There are apps that are so old, so large, and so convoluted that literally no one left in the organization understands them anymore. Code buried deep that was written for DOS. All the original engineers long gone and no real documentation to speak of. The worst examples of this are the still extant applications written for mainframes in 360 Assembly. I'm not sure today's flock of CS graduates have ever even SEEN assembly, let alone tried to untangle and update some written when their parents were kids.
Regardless, even those written in the PC era can be a nightmare to migrate, with or without tools. Probably every dev who's worked on really old weird code has seen comments like "Never touch this" or "I don't know why this works but it just does."
One reasonable approach to replacing these zombies is to rethink the solution to the problem. Start by defining the business problems you need to solve and what functionality needs to be created to address them. Then design away based on your current favorite languages, architecture, and frameworks. Yes it will be painful, expensive, and time consuming. Managing the project to focus on delivering functionality quickly and avoid scope creep or shifting requirements will be critical. As well as a lot of luck.

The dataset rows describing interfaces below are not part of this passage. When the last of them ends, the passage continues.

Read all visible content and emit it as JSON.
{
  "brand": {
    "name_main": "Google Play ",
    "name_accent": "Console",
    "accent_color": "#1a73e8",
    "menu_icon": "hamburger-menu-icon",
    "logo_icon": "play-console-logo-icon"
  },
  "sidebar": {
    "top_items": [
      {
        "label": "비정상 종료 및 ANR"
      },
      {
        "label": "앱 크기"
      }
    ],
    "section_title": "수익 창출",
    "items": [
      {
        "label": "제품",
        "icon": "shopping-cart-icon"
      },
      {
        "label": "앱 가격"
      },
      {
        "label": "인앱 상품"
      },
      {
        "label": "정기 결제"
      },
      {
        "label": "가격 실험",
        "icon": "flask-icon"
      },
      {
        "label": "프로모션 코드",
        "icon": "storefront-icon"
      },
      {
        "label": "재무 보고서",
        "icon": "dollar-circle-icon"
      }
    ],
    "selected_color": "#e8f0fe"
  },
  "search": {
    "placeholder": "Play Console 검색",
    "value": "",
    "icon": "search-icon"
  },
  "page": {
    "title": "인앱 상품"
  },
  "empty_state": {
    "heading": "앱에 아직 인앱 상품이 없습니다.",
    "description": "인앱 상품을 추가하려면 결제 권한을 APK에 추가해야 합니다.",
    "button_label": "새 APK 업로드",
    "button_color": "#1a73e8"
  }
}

I know better
Many of our customers use our engineering teams to do their migration for them, choosing to keep their own people focused on the work that is best suited to their skills and priorities. Just because we do the migration doesn't free the customer from any involvement, however, as--particularly with complex WebMAP migrations--lots of decisions have to be made and customer involvement is required.
Most of the time this works well for both parties: us and them. There are, however, signs that a joint project like this can run into trouble. Some of the mismatches include:
- Customer doesn't understand our migration process, which is horizontal rather than vertical.1 This can lead to a disconnect on how much actual progress has been made at a point in time.
- Customer isn't accustomed to working with an external engineering team. Subtle but distinct differences exist between projects with an in-house team and versus and external one. Some of the keys to success are clear lines of authority and accountability, structured, regular communication, and complete transparency on status, issues, and progress. Come to think of it, that's all pretty important with any team, regardless of where they are.
- Mismatched expectations: It's vital for any partnership like a large project where both parties are involved that expectations are aligned. We have a good process and track record for predicting in advance what the issues with a complex modernization project will be, but the future is uncertain and nothing can perfectly guarantee that unforeseen issues won't pop up. Were expectations on both ends clear about how those inevitable issues would be handled? Customers who listen carefully, ask clarifying questions, and acknowledge potential scenarios are more likely to get to the end of these projects contented.
The last word
Every application becomes legacy at some point. Everything wears out eventually, including software. Let reason--not emotions--inform when and how to deal with it. And just as not every legacy app should be rewritten, neither should all be migrated to a new platform. You want a migration? We have tools and people. You want a full-on rewrite? We have people and experience with that, too. Your call.1 Over the years, we've learned the most efficient way to tackle a migration is to take an issue and fix it across the entire code base before moving on to the next issue. This is a horizontal approach, if you will, compared to a more "traditional" approach of debugging an entire file or module before moving to the next one.